Lionel believes that Mara found her center by standing still, while Luke applauds her for shining at the right time and learning to "sit and sing" because it's all she needs. I only sort of agree with this because that's all she did on AGT, and she'll have to mix it up to grow as an artist. Katy comes to the rescue, agreeing with me and stressing, "Don't hear that we don't want you to own it."

It's the best of the night, and it turns out that meeting Rachel Platten might be the most significant thing that's ever happened in Mara's life.




Effie Passero Channels Her Inner Jack

It's another surprise pimp spot after Effie couldn't quite get big enough to slay Heart's "Barracuda," but this time she's closing out the show with Cam on her song "Diane." She was supposed to pair with Jessie J, but like Marcio, she needed a fill-in due to illness. She's worried about her rocker tone pulling off country, but she knows that overcoming obstacles is part of the deal.

Unfortunately, she winds up being correct, but it's more her timing than the vibe. She sounds great, but there's the tiniest hesitation with the lyrics. It makes sense once she admits that she learned the song in 15 minutes overnight. There's also way too many parts when five people (Cam, Effie and the backup singers) are all belting it out at the same time, making it difficult for her to rise above. She manages to pull it off a few times, but I'm not sure she stands out enough.

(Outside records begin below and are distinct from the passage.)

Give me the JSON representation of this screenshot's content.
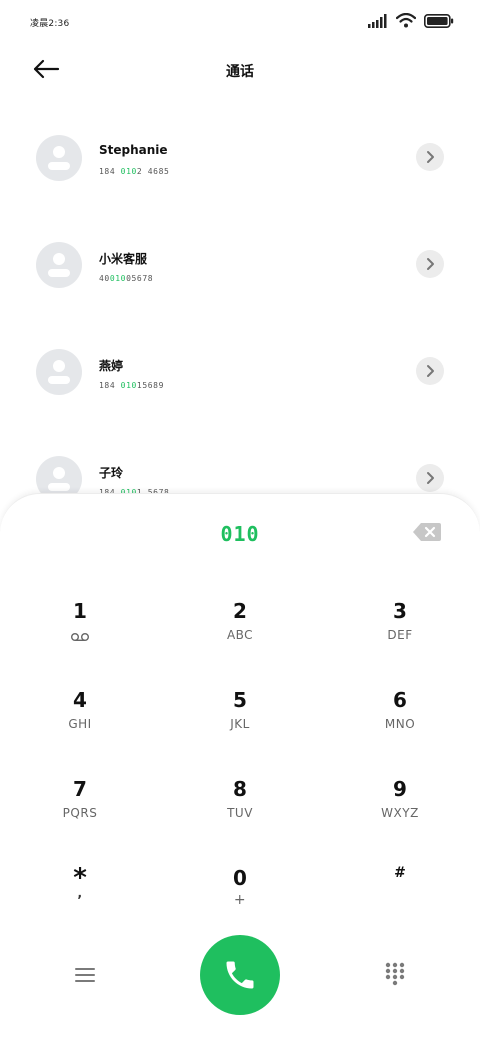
{
  "status_bar": {
    "time": "凌晨2:36",
    "icons": [
      "signal-icon",
      "wifi-icon",
      "battery-icon"
    ]
  },
  "header": {
    "title": "通话",
    "back_icon": "back-arrow-icon"
  },
  "contacts": [
    {
      "name": "Stephanie",
      "number_before": "184 ",
      "number_match": "010",
      "number_after": "2 4685"
    },
    {
      "name": "小米客服",
      "number_before": "40",
      "number_match": "010",
      "number_after": "05678"
    },
    {
      "name": "燕婷",
      "number_before": "184 ",
      "number_match": "010",
      "number_after": "15689"
    },
    {
      "name": "子玲",
      "number_before": "184 ",
      "number_match": "010",
      "number_after": "1 5678"
    }
  ],
  "dialpad": {
    "input": "010",
    "keys": [
      {
        "digit": "1",
        "letters": ""
      },
      {
        "digit": "2",
        "letters": "ABC"
      },
      {
        "digit": "3",
        "letters": "DEF"
      },
      {
        "digit": "4",
        "letters": "GHI"
      },
      {
        "digit": "5",
        "letters": "JKL"
      },
      {
        "digit": "6",
        "letters": "MNO"
      },
      {
        "digit": "7",
        "letters": "PQRS"
      },
      {
        "digit": "8",
        "letters": "TUV"
      },
      {
        "digit": "9",
        "letters": "WXYZ"
      },
      {
        "digit": "*",
        "letters": ","
      },
      {
        "digit": "0",
        "letters": "+"
      },
      {
        "digit": "#",
        "letters": ""
      }
    ]
  },
  "colors": {
    "accent": "#1fbf5f",
    "avatar_bg": "#e5e7ea",
    "chevron_bg": "#ececec"
  }
}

Luke chants her name and applauds the effort, Katy offers a "shoooo-EY" because she has family from Memphis, and Lionel cites her age in being amazed that anyone can learn something in 15 minutes.



Judging the Judges, Part Deux

It's time for results, and barring something crazy, it seems like there's not much the judges can screw up. Mara, Jurnee, Marcio, Maddie and Ada are locks, and if I had to guess, they'll be rewarding boring old Caleb's consistency and Garrett's good looks growth. 

Conversely, Alyssa is the only easy cut, leaving Shannon, Ron, Effie and Amelia with slim chances of knocking out one of the country boys. Personally, I'd take Amelia over Garrett because I'm enamored with her look and the confidence she has that he lacks. Still, neither of her performances were particularly noteworthy. Is it really possible, though, that both pimp spot singers get cut?

The judges got it right last time, but will it happen again? Going to the Top 14 are:

Mara Justine (an easy call, giant voice and the best of the night)
Jurnee (the second best, comfortable on stage and makes it look easy)
Maddie Poppe (like shooting fish in a barrel)
Ada Vox (America will decide this queen's fate)
Caleb Lee Hutchinson (slow and steady wins the race)
Garrett Jacobs (I should be so lucky, lucky, lucky, lucky)
Marcio Donaldson (it's an even gender split, if you count Ada with the girls)

Katy reminds the losers that there are plenty of other Idol losers who went on to be winners in real life, so don't give up hope. But for now, you're all losers. Go home, losers!

The Time for Votes is Nigh

That, ladies and gents, is your Top 14, and it's tough to get worked-up about any snubs. Most won't have what it takes, but favorites are definitely emerging. Despite being raw, Mara has worked herself into contender status. And Jurnee in particular won me over in a way she hadn't previously. 

Ada remains an uber-talented question mark, and it will be interesting to see how America handles her once audiences take over the voting. The judges have done their part and done it well, though I'm curious if the overly-positive critiquing will stop once they embrace their new roles as influencers.


Do you agree with the seven singers heading to the Top 14 or did the judges get it wrong? Who do you think earned a spot and who should be leaving but isn't? And now that we know and have seen everyone, who do you see making it to the Top 5? Finally, who is your early pick to be the next American Idol? Let us know your thoughts in the comments section below. 

American Idol season 16 airs Sundays and Mondays at 8/7c on ABC. Want more news? Like our American Idol Facebook page.

(Image and videos courtesy of ABC)